Write out the listing below in its entirety, minus the pictures, without changing a word.

Provided records section start

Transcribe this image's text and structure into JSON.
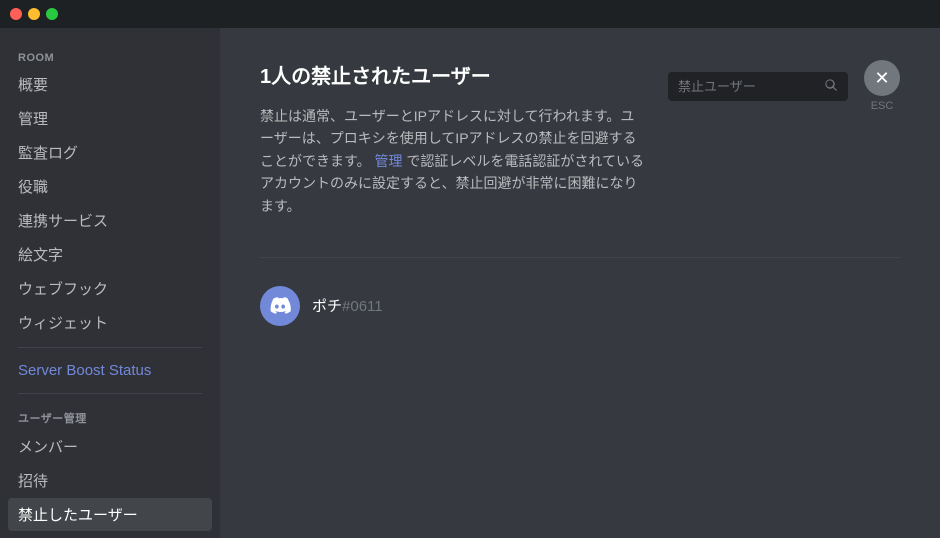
{
  "titlebar": {
    "controls": [
      "close",
      "minimize",
      "maximize"
    ]
  },
  "sidebar": {
    "room_section_label": "ROOM",
    "items": [
      {
        "id": "overview",
        "label": "概要",
        "active": false,
        "accent": false
      },
      {
        "id": "management",
        "label": "管理",
        "active": false,
        "accent": false
      },
      {
        "id": "audit-log",
        "label": "監査ログ",
        "active": false,
        "accent": false
      },
      {
        "id": "roles",
        "label": "役職",
        "active": false,
        "accent": false
      },
      {
        "id": "integrations",
        "label": "連携サービス",
        "active": false,
        "accent": false
      },
      {
        "id": "emoji",
        "label": "絵文字",
        "active": false,
        "accent": false
      },
      {
        "id": "webhooks",
        "label": "ウェブフック",
        "active": false,
        "accent": false
      },
      {
        "id": "widget",
        "label": "ウィジェット",
        "active": false,
        "accent": false
      }
    ],
    "server_boost_label": "Server Boost Status",
    "user_management_section_label": "ユーザー管理",
    "user_management_items": [
      {
        "id": "members",
        "label": "メンバー",
        "active": false
      },
      {
        "id": "invites",
        "label": "招待",
        "active": false
      },
      {
        "id": "banned-users",
        "label": "禁止したユーザー",
        "active": true
      }
    ]
  },
  "main": {
    "page_title": "1人の禁止されたユーザー",
    "description_part1": "禁止は通常、ユーザーとIPアドレスに対して行われます。ユーザーは、プロキシを使用してIPアドレスの禁止を回避することができます。",
    "description_link": "管理",
    "description_part2": "で認証レベルを電話認証がされているアカウントのみに設定すると、禁止回避が非常に困難になります。",
    "search_placeholder": "禁止ユーザー",
    "close_button_label": "×",
    "esc_label": "ESC",
    "divider": true,
    "banned_users": [
      {
        "id": "pochi",
        "name": "ポチ",
        "discriminator": "#0611"
      }
    ]
  }
}
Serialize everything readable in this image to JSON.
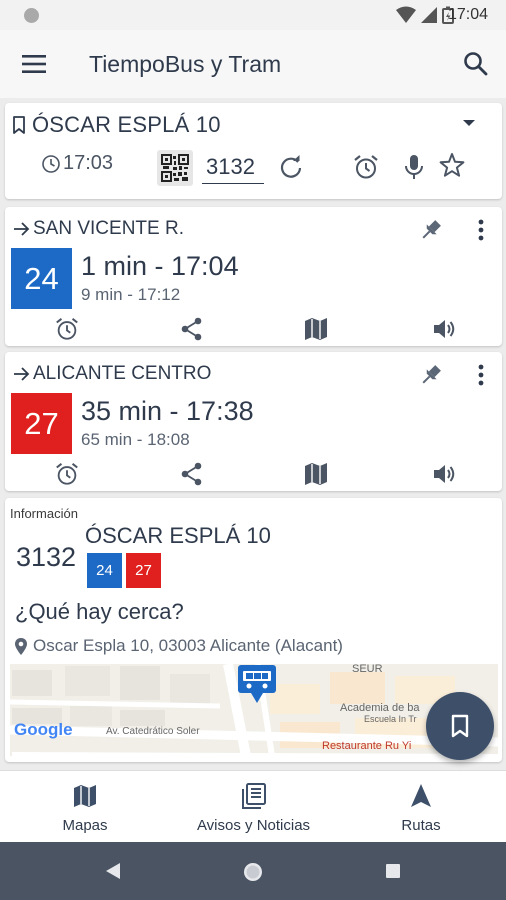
{
  "status_bar": {
    "time": "17:04"
  },
  "app_bar": {
    "title": "TiempoBus y Tram"
  },
  "stop": {
    "name": "ÓSCAR ESPLÁ 10",
    "time": "17:03",
    "code": "3132"
  },
  "lines": [
    {
      "number": "24",
      "color": "#1d6ac6",
      "destination": "SAN VICENTE R.",
      "next": "1 min - 17:04",
      "following": "9 min - 17:12"
    },
    {
      "number": "27",
      "color": "#e0201f",
      "destination": "ALICANTE CENTRO",
      "next": "35 min - 17:38",
      "following": "65 min - 18:08"
    }
  ],
  "info": {
    "label": "Información",
    "code": "3132",
    "stop_name": "ÓSCAR ESPLÁ 10",
    "nearby_title": "¿Qué hay cerca?",
    "address": "Oscar Espla 10, 03003 Alicante (Alacant)",
    "map": {
      "labels": {
        "seur": "SEUR",
        "academia": "Academia de ba",
        "escuela": "Escuela In Tr",
        "avenue": "Av. Catedrático Soler",
        "restaurant": "Restaurante Ru Yi"
      },
      "logo": "Google"
    }
  },
  "bottom_nav": {
    "maps": "Mapas",
    "news": "Avisos y Noticias",
    "routes": "Rutas"
  },
  "icons": {
    "menu": "menu-icon",
    "search": "search-icon",
    "bookmark": "bookmark-icon",
    "dropdown": "dropdown-icon",
    "clock": "clock-icon",
    "qr": "qr-code-icon",
    "refresh": "refresh-icon",
    "alarm": "alarm-icon",
    "mic": "microphone-icon",
    "star": "star-icon",
    "arrow": "arrow-right-icon",
    "pin": "pin-icon",
    "more": "more-vert-icon",
    "share": "share-icon",
    "map": "map-icon",
    "volume": "volume-icon",
    "location": "location-pin-icon",
    "bus": "bus-icon",
    "news": "news-icon",
    "navigation": "navigation-icon"
  }
}
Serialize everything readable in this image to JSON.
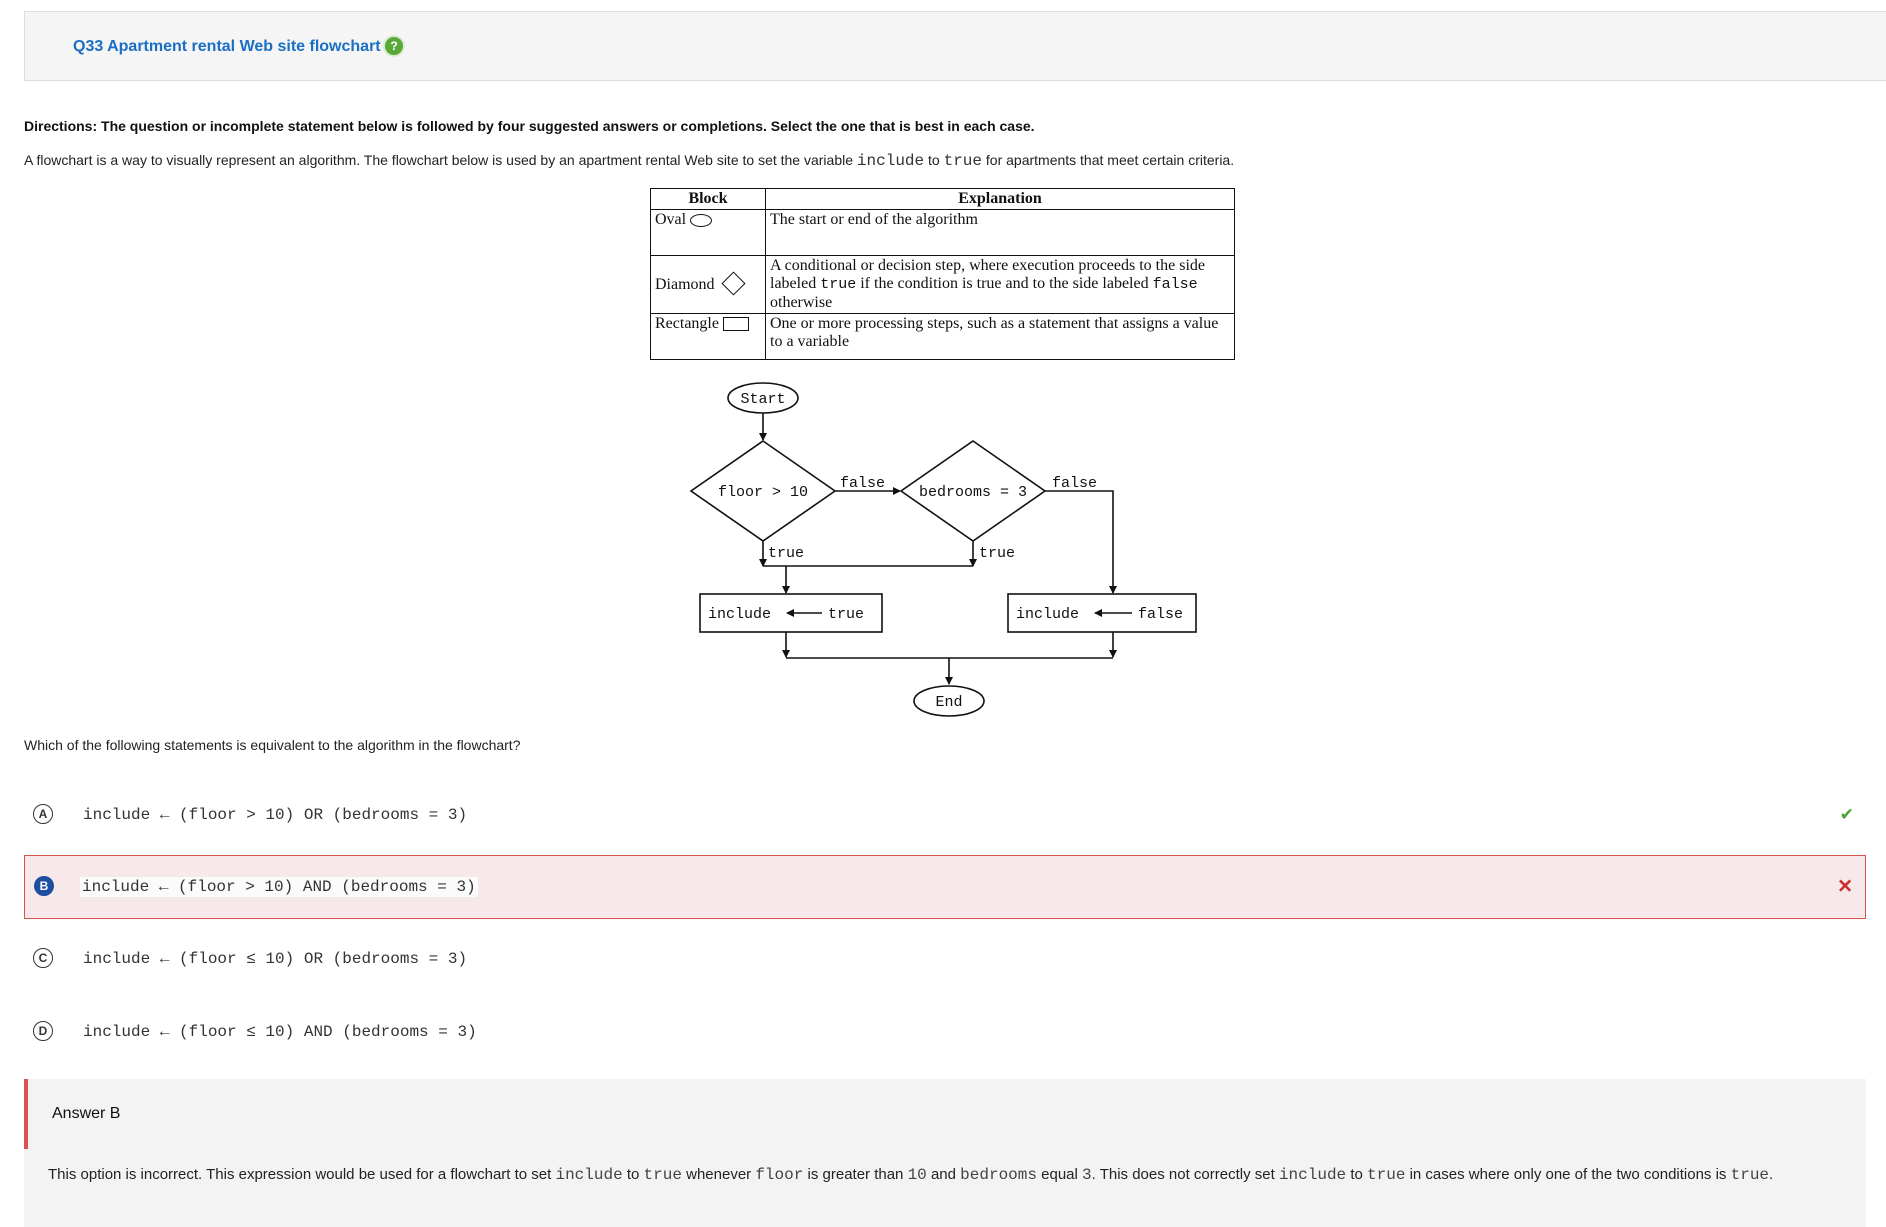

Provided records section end

■ Response area ■
Transcribe this image's text and structure into JSON.
{
  "titlebar": {
    "controls": [
      "close",
      "minimize",
      "maximize"
    ]
  },
  "sidebar": {
    "room_section_label": "ROOM",
    "items": [
      {
        "id": "overview",
        "label": "概要",
        "active": false,
        "accent": false
      },
      {
        "id": "management",
        "label": "管理",
        "active": false,
        "accent": false
      },
      {
        "id": "audit-log",
        "label": "監査ログ",
        "active": false,
        "accent": false
      },
      {
        "id": "roles",
        "label": "役職",
        "active": false,
        "accent": false
      },
      {
        "id": "integrations",
        "label": "連携サービス",
        "active": false,
        "accent": false
      },
      {
        "id": "emoji",
        "label": "絵文字",
        "active": false,
        "accent": false
      },
      {
        "id": "webhooks",
        "label": "ウェブフック",
        "active": false,
        "accent": false
      },
      {
        "id": "widget",
        "label": "ウィジェット",
        "active": false,
        "accent": false
      }
    ],
    "server_boost_label": "Server Boost Status",
    "user_management_section_label": "ユーザー管理",
    "user_management_items": [
      {
        "id": "members",
        "label": "メンバー",
        "active": false
      },
      {
        "id": "invites",
        "label": "招待",
        "active": false
      },
      {
        "id": "banned-users",
        "label": "禁止したユーザー",
        "active": true
      }
    ]
  },
  "main": {
    "page_title": "1人の禁止されたユーザー",
    "description_part1": "禁止は通常、ユーザーとIPアドレスに対して行われます。ユーザーは、プロキシを使用してIPアドレスの禁止を回避することができます。",
    "description_link": "管理",
    "description_part2": "で認証レベルを電話認証がされているアカウントのみに設定すると、禁止回避が非常に困難になります。",
    "search_placeholder": "禁止ユーザー",
    "close_button_label": "×",
    "esc_label": "ESC",
    "divider": true,
    "banned_users": [
      {
        "id": "pochi",
        "name": "ポチ",
        "discriminator": "#0611"
      }
    ]
  }
}
Serialize everything readable in this image to JSON.
{
  "status_bar": {
    "time": "17:04"
  },
  "app_bar": {
    "title": "TiempoBus y Tram"
  },
  "stop": {
    "name": "ÓSCAR ESPLÁ 10",
    "time": "17:03",
    "code": "3132"
  },
  "lines": [
    {
      "number": "24",
      "color": "#1d6ac6",
      "destination": "SAN VICENTE R.",
      "next": "1 min - 17:04",
      "following": "9 min - 17:12"
    },
    {
      "number": "27",
      "color": "#e0201f",
      "destination": "ALICANTE CENTRO",
      "next": "35 min - 17:38",
      "following": "65 min - 18:08"
    }
  ],
  "info": {
    "label": "Información",
    "code": "3132",
    "stop_name": "ÓSCAR ESPLÁ 10",
    "nearby_title": "¿Qué hay cerca?",
    "address": "Oscar Espla 10, 03003 Alicante (Alacant)",
    "map": {
      "labels": {
        "seur": "SEUR",
        "academia": "Academia de ba",
        "escuela": "Escuela In Tr",
        "avenue": "Av. Catedrático Soler",
        "restaurant": "Restaurante Ru Yi"
      },
      "logo": "Google"
    }
  },
  "bottom_nav": {
    "maps": "Mapas",
    "news": "Avisos y Noticias",
    "routes": "Rutas"
  },
  "icons": {
    "menu": "menu-icon",
    "search": "search-icon",
    "bookmark": "bookmark-icon",
    "dropdown": "dropdown-icon",
    "clock": "clock-icon",
    "qr": "qr-code-icon",
    "refresh": "refresh-icon",
    "alarm": "alarm-icon",
    "mic": "microphone-icon",
    "star": "star-icon",
    "arrow": "arrow-right-icon",
    "pin": "pin-icon",
    "more": "more-vert-icon",
    "share": "share-icon",
    "map": "map-icon",
    "volume": "volume-icon",
    "location": "location-pin-icon",
    "bus": "bus-icon",
    "news": "news-icon",
    "navigation": "navigation-icon"
  }
}
Serialize everything readable in this image to JSON.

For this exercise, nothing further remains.